and share experience on the use of biometrics in passports, representatives
from the US Government will be attending the Conference to report
on the new US Government requirement for biometric information
in travel documents in order to benefit from the visa waiver arrangements.
We are also aware that the New Zealand and Australian passport
services are conducting tests on biometrics, and Australia is
committed to introducing a facial recognition biometric into their
passport in 2003.
As part of the UKPS's collaboration with DVLA
to develop a central identity database to support the concept
of an entitlement card, the UKPS has commissioned a study by Dr
Tony Mansfield of the National Physical laboratory on the application
of biometrics in an entitlement scheme. This study is primarily
aimed at identifying the issues arising from the use of biometrics
on a one to many basis against a national database to prevent

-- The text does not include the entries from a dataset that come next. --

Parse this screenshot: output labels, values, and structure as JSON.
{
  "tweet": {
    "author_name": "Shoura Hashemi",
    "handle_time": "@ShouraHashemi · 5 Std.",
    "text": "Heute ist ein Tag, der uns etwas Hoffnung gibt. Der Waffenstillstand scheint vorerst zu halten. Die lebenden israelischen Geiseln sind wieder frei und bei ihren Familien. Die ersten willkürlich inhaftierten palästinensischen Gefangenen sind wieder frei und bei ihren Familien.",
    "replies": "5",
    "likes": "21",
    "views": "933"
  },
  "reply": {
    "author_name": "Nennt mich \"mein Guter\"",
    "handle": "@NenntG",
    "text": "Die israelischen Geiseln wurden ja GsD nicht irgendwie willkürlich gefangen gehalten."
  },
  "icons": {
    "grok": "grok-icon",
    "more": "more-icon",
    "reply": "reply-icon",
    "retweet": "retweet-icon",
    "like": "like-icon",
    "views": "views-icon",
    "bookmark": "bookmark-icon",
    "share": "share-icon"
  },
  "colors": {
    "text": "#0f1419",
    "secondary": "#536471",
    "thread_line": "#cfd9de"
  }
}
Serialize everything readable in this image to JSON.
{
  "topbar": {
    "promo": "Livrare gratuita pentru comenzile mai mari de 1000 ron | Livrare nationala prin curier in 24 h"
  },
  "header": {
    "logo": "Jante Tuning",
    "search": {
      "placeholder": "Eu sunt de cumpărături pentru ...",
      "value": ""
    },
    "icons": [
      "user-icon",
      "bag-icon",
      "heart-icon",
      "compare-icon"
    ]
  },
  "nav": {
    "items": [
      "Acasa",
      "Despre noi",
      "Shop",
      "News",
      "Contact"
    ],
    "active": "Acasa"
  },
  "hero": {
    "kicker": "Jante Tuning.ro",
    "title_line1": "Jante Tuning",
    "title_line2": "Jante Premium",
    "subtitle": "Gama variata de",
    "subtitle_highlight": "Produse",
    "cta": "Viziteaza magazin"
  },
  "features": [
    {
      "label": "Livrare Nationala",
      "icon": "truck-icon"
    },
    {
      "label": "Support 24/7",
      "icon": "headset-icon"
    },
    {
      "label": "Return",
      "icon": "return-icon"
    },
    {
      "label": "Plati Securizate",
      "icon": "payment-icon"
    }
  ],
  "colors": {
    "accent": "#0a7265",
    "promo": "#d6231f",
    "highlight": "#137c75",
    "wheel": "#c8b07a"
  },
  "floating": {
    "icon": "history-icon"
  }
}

duplicate applications. This study will look at iris, fingerprint
and facial recognition templates.
As will be seen the UKPS are keeping abreast
of developments in the use of biometrics in travel documentation
but significant issues (capability, acceptability, legality and
technology, among others) remain to be resolved before they are
introduced. The UKPS firmly intends to introduce a card form of
the passport book within the next three years which will provide
a suitable platform for the storage of biometric data. In advance
of conclusions/decisions on the adoption of biometric information,
the UKPS has developed a reserve design for its digital passport
in case the security features are compromised.
Finally, in terms of strengthening its capability
to tackle identity fraud which is a key business priority, the
UKPS has in place a comprehensive fraud action plan. The key elements
of this plan are improved linkages with trusted databases in the
public/private sector, sharing of information with law enforcement
agencies, the creation of a lost and stolen passport database,
and a single global database of British passport issues worldwide,
and strengthened internal sampling audit procedures to continually
test systems and processes.
Plans to make Visas issued by the UK better protected
UKvisas, a joint Home Office and Foreign and
Commonwealth Office Department, is responsible for the issue of
all UK visas at diplomatic posts overseas. Visas are already issued
on specially designed vignettes that contain various security
features in a common European Union format.
A revised EU common format vignette is being
designed and should be brought into use at all our visa issuing
posts by April 2004. The new format will incorporate space for
a digital photograph of the applicant and the EU agreement is
for all common format vignettes to be issued with a printed photograph
within the next five years. UKvisas expects to implement this
change also by April 2004, three years ahead of the EU deadline.
UKvisas is also working on an IT modernisation
programme one feature of which will implement a central visa database
accessible by all our visa issuing posts and the Immigration and
Nationality Department of the Home Office. This will improve integrity
and reduce the possibility of "visa shopping".
Although there are currently no plans to use
a biometric such as fingerprints or iris scans as part of the
visa process, UKvisas is monitoring moves towards such use by
various authorities including the Immigration Service trial at